That bill is a good one. It wipes out $57 billion of the $206.4 billion in liabilities for the USPS. Over the next decade, the bill will save the agency $50 billion by finally freeing it from a 2006 law (sponsored by Maine Republican Susan Collins) that forced the agency to pre-fund the retiree health benefits for employees. Instead, retirees will need to sign up for Medicare. The bill also imposes transparency measures for the agency’s delivery performance, one of many of the problems for the agency created by Trump’s Postmaster General Louis DeJoy.
Passing the bill could help clear the way for DeJoy’s ouster. He’s actually been a champion of the bill, and the committee leaders in the House and Senate, as well as postal union leadership, have been laying off criticism of him while working this bill through the process. That could account for some of the delays we’ve seen in getting President Joe Biden’s nominees onto the Postal Service Board of Governors, the only entity capable of firing DeJoy. The fight over DeJoy seems to have been back-burnered, and this could be why. There are still two Biden nominees for the board who have yet to have hearings in Sen. Gary Peter’s committee.
“I have worked hand in hand with the bipartisan leaders of my committee and the House Oversight and Reform Committee to craft this bipartisan bill that will help the Postal Service overcome unfair and burdensome financial requirements, provide more transparency and accountability to the American people, and continue its nearly 250-year tradition of service to every community in our nation,” Peters said after the House vote. Maybe now he’ll advance those nominees and the Board of Governors can do something about DeJoy. After the Senate passes this bill and Biden signs it.
The Senate is also going to consider one of the more controversial of Biden’s nominees—Robert Califf, President Biden’s nominee to lead the FDA. Schumer has filed cloture on the nomination, despite the opposition of a handful of diverse Democratic senators—Joe Manchin, Bernie Sanders, Ed Markey, Richard Blumenthal, and Maggie Hassan all oppose Califf because of his ties to the pharmaceutical industry. Califf won over a few Democrats, including Massachusetts’ Elizabeth Warren, by consenting to recuse himself from any FDA decisions linked to companies he’s been involved with for a full four years.
That’s going to be a tight vote, with five Democrats saying “no” and only four potential Republicans to support him. The continued absence of New Mexico Democrat Ben Ray Luján, who suffered a stroke two weeks ago, complicates. On that front, however, there’s very good news straight from the source. Sen. Luján released a video Sunday, flanked by his doctors, announcing he would be ready to come back within a couple of weeks.

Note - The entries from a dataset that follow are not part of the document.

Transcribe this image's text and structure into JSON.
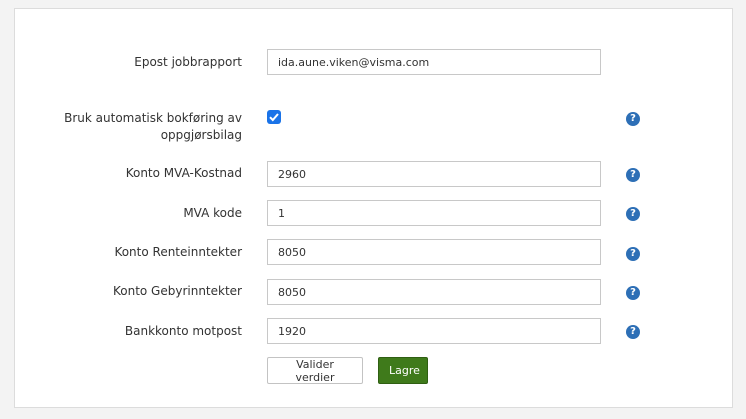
{
  "form": {
    "fields": [
      {
        "key": "epost",
        "label": "Epost jobbrapport",
        "value": "ida.aune.viken@visma.com"
      },
      {
        "key": "bokforing",
        "label_line1": "Bruk automatisk bokføring av",
        "label_line2": "oppgjørsbilag",
        "checked": true
      },
      {
        "key": "mva_kostnad",
        "label": "Konto MVA-Kostnad",
        "value": "2960"
      },
      {
        "key": "mva_kode",
        "label": "MVA kode",
        "value": "1"
      },
      {
        "key": "renteinntekter",
        "label": "Konto Renteinntekter",
        "value": "8050"
      },
      {
        "key": "gebyrinntekter",
        "label": "Konto Gebyrinntekter",
        "value": "8050"
      },
      {
        "key": "bankkonto",
        "label": "Bankkonto motpost",
        "value": "1920"
      }
    ],
    "help_glyph": "?",
    "buttons": {
      "validate_label": "Valider verdier",
      "save_label": "Lagre"
    }
  },
  "colors": {
    "primary_button": "#3f7a1b",
    "help_icon": "#2d6fb6",
    "checkbox": "#1a73e8"
  }
}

“I’m doing well,” said Luján. “I’m strong. … I’m going to make a full recovery. I’m going to walk out. I’m going to beat this. I’m going to be stronger once I come out.” He continued “I’m proud to report that I’ll be back on the floor of the United States Senate in just a few short weeks to vote on important legislation and to consider a Supreme Court nominee.”
House votes on another short-term spending bill, Republicans continue to fight long-term resolution
DeJoy thumbs nose at Biden’s climate push, orders fleet of gas-guzzling mail trucks
With a third of the fiscal year gone and a Feb. 18 deadline, Republicans make offer on spending bill
Luján says he’s ‘going to make a full recovery,’ expects to return to Senate in a ‘few short weeks’